A proverb specifically concerned with the regulation of social relationships between the sexes is Cuiden sus gallinas que mi gallo anda suelto, which was addressed to one of our informants by her mother to justify the restraints placed on her social activities. In published collections the proverb is usually described as a warning directed by the parents of young men to the parents of young girls (see, for example, Cerda 1970, p.282), but in either case the effect is the same: a reminder that in the view of the community, responsibility for proper conduct lies principally with the girl and her family. While male informants have reported being admonished in proverbial terms to take cognizance of their own responsibilities and to avoid casual relationships (Agua que no has de beber, déjala correr; Si no compras, no mallugues [magulles]), proverbial concern appears to be directed primarily toward the female side.
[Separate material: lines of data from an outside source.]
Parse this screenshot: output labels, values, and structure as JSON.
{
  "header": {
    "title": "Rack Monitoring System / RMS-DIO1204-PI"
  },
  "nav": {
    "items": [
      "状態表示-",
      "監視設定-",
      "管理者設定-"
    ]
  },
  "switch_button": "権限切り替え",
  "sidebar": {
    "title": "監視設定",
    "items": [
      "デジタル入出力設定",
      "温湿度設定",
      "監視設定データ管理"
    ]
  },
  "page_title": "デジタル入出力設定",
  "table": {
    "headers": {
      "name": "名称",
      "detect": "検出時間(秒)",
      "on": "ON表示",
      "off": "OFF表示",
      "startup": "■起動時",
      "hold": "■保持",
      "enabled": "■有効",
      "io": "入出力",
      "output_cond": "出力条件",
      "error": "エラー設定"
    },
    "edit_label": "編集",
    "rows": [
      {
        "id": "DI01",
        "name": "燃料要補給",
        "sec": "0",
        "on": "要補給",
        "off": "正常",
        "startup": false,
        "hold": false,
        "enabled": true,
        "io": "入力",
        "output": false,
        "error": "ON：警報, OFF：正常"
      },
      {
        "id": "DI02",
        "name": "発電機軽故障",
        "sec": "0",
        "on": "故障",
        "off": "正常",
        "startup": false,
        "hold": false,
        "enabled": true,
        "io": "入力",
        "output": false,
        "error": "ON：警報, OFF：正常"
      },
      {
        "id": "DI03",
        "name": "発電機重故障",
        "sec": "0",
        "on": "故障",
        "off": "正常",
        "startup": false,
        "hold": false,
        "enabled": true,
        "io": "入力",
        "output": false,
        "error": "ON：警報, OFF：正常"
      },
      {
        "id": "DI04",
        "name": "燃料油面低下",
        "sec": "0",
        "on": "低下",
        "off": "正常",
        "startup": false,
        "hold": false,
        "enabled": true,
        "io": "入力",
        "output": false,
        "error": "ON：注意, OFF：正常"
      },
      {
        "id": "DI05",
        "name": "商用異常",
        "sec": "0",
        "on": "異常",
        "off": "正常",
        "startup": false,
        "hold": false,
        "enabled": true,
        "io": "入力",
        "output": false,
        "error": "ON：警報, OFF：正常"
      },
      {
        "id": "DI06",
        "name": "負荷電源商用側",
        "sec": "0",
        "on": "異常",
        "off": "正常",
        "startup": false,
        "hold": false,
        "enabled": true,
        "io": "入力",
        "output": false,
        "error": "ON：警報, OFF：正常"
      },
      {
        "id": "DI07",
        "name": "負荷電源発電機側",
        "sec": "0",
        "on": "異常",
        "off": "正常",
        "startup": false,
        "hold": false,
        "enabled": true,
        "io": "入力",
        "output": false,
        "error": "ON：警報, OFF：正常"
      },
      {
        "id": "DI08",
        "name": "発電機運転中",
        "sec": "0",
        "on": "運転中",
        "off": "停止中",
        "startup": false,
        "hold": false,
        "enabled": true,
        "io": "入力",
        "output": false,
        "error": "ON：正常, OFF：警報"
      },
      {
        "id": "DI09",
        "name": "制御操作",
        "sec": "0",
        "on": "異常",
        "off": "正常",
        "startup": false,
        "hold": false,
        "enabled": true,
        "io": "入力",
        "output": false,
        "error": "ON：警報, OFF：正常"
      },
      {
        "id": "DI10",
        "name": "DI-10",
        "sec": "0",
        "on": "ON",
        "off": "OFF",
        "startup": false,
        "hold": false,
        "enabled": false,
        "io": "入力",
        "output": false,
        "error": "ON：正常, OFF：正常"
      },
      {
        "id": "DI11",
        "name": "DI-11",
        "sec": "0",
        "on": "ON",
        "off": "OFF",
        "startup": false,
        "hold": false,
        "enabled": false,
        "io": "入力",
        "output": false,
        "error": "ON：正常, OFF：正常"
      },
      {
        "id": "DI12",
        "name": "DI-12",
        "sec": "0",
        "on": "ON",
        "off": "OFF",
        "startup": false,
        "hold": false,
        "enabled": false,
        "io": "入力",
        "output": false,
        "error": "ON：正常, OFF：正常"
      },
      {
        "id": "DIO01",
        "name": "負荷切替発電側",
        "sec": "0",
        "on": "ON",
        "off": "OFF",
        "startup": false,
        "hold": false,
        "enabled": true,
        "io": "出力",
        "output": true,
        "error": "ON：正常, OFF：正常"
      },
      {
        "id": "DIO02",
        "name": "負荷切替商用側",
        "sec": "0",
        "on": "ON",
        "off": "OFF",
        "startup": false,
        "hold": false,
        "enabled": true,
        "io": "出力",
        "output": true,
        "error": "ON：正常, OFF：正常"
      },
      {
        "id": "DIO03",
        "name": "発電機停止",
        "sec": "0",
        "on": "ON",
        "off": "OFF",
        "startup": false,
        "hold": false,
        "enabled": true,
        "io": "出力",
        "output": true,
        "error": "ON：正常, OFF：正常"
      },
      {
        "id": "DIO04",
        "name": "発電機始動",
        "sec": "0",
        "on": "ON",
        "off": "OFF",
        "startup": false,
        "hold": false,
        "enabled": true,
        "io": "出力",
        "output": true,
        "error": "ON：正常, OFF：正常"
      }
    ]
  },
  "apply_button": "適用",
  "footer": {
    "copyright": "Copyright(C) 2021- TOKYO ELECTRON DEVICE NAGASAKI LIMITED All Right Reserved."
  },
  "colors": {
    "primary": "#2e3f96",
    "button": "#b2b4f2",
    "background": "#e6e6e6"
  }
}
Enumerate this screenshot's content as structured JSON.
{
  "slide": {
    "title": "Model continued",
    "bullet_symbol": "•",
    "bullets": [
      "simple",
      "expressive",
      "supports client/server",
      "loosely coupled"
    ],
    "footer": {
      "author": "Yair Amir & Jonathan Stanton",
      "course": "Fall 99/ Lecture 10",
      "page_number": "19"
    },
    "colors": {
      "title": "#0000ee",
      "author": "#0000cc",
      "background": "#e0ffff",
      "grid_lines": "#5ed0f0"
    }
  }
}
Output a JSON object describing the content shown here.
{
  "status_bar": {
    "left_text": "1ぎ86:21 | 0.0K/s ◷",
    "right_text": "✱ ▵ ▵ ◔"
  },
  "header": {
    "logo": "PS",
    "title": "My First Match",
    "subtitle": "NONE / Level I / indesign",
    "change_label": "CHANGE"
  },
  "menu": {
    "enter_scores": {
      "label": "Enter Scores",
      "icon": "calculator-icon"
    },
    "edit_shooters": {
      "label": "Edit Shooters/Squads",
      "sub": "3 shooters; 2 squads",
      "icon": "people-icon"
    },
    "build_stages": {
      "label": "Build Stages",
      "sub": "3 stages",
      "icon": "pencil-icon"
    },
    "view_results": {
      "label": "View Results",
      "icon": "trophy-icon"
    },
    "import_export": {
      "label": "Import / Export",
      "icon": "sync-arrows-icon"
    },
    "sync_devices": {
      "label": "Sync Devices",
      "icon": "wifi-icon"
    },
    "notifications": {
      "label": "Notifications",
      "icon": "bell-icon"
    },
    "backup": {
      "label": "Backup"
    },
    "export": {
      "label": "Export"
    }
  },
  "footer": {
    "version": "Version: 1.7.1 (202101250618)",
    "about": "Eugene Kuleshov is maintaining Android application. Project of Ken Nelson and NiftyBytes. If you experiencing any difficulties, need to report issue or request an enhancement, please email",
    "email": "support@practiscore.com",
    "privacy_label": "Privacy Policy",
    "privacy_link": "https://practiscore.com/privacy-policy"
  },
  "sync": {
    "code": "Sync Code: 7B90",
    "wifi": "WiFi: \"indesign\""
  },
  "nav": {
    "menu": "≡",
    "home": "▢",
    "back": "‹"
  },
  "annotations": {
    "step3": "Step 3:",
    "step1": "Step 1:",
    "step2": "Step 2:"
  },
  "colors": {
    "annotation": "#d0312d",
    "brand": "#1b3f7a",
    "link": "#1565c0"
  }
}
Even proverbs more general in application are employed for this purpose. Tanto va el cantarito al agua hasta que se quiebra, a saying appropriate to a wide variety of contexts, was used by the mother of one informant to warn her daughter that, in the informant's words, "if a girl runs around with a lot of boys she's likely to end up pregnant." Another young woman was directed by her mother to refuse an expensive gift from a boyfriend on grounds that El que da bien vende y el que lo recibe bien lo entiende, i.e., acceptance of the gift would amount to recognition of an obligation to reciprocate in some way. A third informant, protesting that the severe restrictions placed on her dating behavior indicated an unjustified lack of trust on the part of her parents, was told that Bajo la desconfianza vive la seguridad--an excellent example of the "depersonalizing" effect of proverbs, in that it implies that any lack of trust is not focused on the daughter as an individual but is in accord with "traditional wisdom". Finally, we come to a particularly interesting account of proverb usage contributed by a young woman whose "steady" boyfriend had some time earlier returned to Mexico for an indefinite period, and whose grandmother had since then repeatedly urged her to establish new social contacts more likely to lead to a permanent relationship, i.e., marriage. With some assistance from another member of the family the young woman recorded one grandmotherly lecture that in the space of a few minutes utilized no less than half a dozen proverbs, beginning with Amor de lejos, amor de pendejos and continuing on through Amor nuevo olvida viejos, Donde no hay amor no hay dolor, Amor con amor se paga, El que más te quiere te hará llorar, and Antes de casar, tener casa en que llorar y tierras que sembrar (this last a variant of an old saying using morar in place of llorar).
With very young children, parents may resort not to overtly didactic proverbs but to more indirect techniques, such as standardized responses that have the appearance of nonsense-rhymes but in effect serve to teach the child what is or is not appropriate behavior. A child who asks an impertinent question, for example, such as what a certain package contains, may be told Picos y tolondrones para los preguntones, or a variant thereof--a humorous response as well as a light reprimand designed to discourage further questions. A child's complaint that he is hungry--"Tengo hambre"--may be turned aside with the comment Suéltala a que ande. (This latter type of response has also been reported as used among children themselves as a kind of "catch" question and response: ¿Tienes frío? Tápate con la capa de tu tío Josecillo.) One young woman recalled that when, as a small child, she would attempt to press her mother for an answer to some particular request, she would be told: Ya veremos...dijo el ciego. The saying, probably the best known example in Spanish of the special variety of proverbs known as Wellerisms, was in effect a negative answer and was understood by the girl as such: the blind man would never see, and the request would not be granted.
Selected response from:
Luis Rey Ballesteros (Luiroi)
Local time: 18:40
|Thanks for the effort. I owe you 2 points till you get the American equivalent proverb! If you go by the word, it sounds terrible: "Water you are not to drink... let it go"|
2 KudoZ points were awarded for this answer
11 mins confidence: peer agreement (net): -1
Let sleeping dogs lie
dejar la agua correr, sino se produce un siniestro o algo dañoso?
Note added at 2002-05-26 17:33:13 (GMT)
OK, Gabriel, can\'t think of a corresponding one right this minute but will come back if I can. :)